Sunday, September 14, 2008 by Jack Kibble-White
With Deal Or No Deal still providing the television master a conduit for some of his greater presentational grandiosities, Are You Smarter Than a Ten-Year-Old? doing likewise on Sky One – and countless bits of Noel column inches about cosmic ordering and the BBC licence fee keeping our man in the public eye – one of television’s most self-confident exponents is currently firing on all cylinders.
But yet, as much as he might protest to the contrary, you sense his own personal journey back from the wilderness will not conclude until he is once more at the helm of a fuck-off massive light entertainment behemoth (preferably on the BBC). Back in 2006, we had Everyone’s a Winner! a one-off Lottery good causes Saturday night show, and now we have this – Noel’s HQ: Edmonds’ next attempt to re-establish himself as the grandmaster of live entertainment television.
But of course, this Sky One extravaganza was more than just 90-minutes of good, clean light entertainment. The title itself was a coded message to “Noel fans”, specifying how today’s Noel Edmonds is both the same and different to the one that hosted Noel’s House Party as recently as nine years ago. The message is that Noel’s HQ takes our man into new territory. His increasingly queasy Christmas specials are perhaps his most obvious precedent, but even they, with their mawkish sentimentality, are distinct from this latest project, merely by virtue of the fact their entire premise didn’t hinge around one basic assumption.
Noel’s HQ was destined to divide opinion, right from the outset because it presumes the viewers share the programme’s central thesis – that red tape (and by extension political correctness), is suffocating this great country. Clearly, whether you agree with this assertion or not probably largely determined what you made of this show. Noel’s HQ is a kind of hybrid of Noel’s Christmas Presents, Challenge Anneka, That’s Life! and Hughie Green’s infamous “Stand up and be counted” rant. It’s a live show in which members of the audience are singled out by Noel, who then goes on to tell us their story – usually a tale of honest citizens trying to make a difference. All of this is fair game of course, if rather uninspiring television.
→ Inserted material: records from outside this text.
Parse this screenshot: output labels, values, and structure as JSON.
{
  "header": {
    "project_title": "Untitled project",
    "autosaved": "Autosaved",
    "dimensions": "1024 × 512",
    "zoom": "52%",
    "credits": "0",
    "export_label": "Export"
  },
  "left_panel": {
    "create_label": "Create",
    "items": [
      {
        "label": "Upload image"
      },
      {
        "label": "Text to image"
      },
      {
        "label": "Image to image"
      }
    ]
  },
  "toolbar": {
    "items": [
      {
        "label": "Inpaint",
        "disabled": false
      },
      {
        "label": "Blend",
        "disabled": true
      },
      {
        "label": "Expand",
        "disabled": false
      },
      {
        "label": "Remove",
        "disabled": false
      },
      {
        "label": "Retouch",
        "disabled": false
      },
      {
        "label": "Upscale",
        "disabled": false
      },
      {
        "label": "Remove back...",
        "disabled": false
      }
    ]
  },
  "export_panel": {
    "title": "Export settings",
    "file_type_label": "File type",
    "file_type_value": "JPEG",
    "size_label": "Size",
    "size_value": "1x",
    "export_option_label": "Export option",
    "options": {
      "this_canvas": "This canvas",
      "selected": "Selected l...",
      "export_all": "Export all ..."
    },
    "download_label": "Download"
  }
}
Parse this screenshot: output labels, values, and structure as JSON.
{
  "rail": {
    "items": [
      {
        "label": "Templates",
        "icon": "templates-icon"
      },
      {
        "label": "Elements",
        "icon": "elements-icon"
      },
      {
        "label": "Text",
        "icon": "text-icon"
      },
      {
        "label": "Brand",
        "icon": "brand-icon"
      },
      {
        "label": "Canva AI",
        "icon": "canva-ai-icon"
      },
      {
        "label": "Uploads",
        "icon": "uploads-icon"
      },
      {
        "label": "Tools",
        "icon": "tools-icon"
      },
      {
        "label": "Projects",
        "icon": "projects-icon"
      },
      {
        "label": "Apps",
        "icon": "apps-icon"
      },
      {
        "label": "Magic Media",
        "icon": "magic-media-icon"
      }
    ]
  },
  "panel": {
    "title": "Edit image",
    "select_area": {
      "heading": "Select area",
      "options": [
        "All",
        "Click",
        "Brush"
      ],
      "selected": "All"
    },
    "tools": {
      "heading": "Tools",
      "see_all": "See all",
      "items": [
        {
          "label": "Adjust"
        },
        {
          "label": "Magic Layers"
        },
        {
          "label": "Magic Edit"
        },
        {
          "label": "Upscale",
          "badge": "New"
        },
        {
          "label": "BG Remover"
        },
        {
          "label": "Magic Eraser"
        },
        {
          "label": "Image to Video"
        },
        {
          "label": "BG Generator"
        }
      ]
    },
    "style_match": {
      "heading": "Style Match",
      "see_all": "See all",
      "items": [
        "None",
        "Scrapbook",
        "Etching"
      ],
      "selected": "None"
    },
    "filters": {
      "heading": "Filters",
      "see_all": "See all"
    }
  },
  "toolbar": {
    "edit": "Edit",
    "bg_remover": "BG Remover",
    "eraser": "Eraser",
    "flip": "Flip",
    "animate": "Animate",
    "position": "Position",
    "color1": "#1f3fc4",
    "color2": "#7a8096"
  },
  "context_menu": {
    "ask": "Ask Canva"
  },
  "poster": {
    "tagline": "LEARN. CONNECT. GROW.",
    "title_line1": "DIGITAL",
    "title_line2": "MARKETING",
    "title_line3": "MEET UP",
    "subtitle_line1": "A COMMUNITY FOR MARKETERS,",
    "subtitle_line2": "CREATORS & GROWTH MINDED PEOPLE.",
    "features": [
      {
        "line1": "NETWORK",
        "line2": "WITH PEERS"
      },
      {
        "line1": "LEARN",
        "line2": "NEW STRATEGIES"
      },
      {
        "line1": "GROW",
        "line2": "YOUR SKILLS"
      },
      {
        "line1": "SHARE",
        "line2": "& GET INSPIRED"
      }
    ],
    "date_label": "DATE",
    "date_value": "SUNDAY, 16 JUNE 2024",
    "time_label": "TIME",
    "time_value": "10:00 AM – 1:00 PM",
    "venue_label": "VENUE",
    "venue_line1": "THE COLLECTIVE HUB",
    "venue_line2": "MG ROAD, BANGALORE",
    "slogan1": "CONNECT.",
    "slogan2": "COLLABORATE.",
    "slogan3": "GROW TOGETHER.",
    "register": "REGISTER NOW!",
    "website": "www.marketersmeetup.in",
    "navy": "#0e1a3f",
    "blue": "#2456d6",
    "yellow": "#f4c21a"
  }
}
What is less palatable however are the sequences in which Noel, from behind a news desk, brings us stories of local councils enforcing ridiculous laws, such as removing fly posters advertising a children’s charity. Each news item is followed up by a quick comment by – of all people – Carole Malone, stood atop a soap box, decrying Britain’s obsession with “red tape”. The section ends with Noel proclaiming we are living in “Bonkers Britain”, and then – get this – loads of people run on stage dressed in silly outfits, dancing around to a supposedly wacky jingle proclaiming the state of the nation as being “bonkers”. Even Keith Chegwin (who Noel refers to rather pleasingly as “Cheggers”) makes an appearance.
Throughout the show, Noel’s “common sense” assertions grow increasingly tiresome and irritating – television is never more annoying than when it assumes it’s reflecting your opinion, and item after item of Noel’s HQ provides Britain’s legion of white van drivers with further (metaphorical) fuel. Watch out Britain’s radio phone-in shows. For the viewer tuning in looking for a bit of balanced social commentary, or even just a fix of heart-warm, Noel’s HQ’s fist-shaking posturing is not what’s required.
All of this is irritating enough, but for me – someone who genuinely thinks Noel is a great television professional – what particularly galls is that this is 90 minutes of live television where Noel completely fails to innovate or pull any televisual tricks out of the bag. This, remember, is the man who gave us NTV and a whole litany of fantastic light entertainment concepts during the 1980s and 90s. You would have thought at last being given his own live format to play with once again, Noel would have made some attempt to show the younger generation there is still life in the old Edmonds.
Yet, aside from one unscripted riff in which Noel uses a technical problem with the Sky One website as a way to make a comment about viewers’ general distrust of television, this is simply a telly anchoring job, and something you would have thought quite beneath his manifest talents.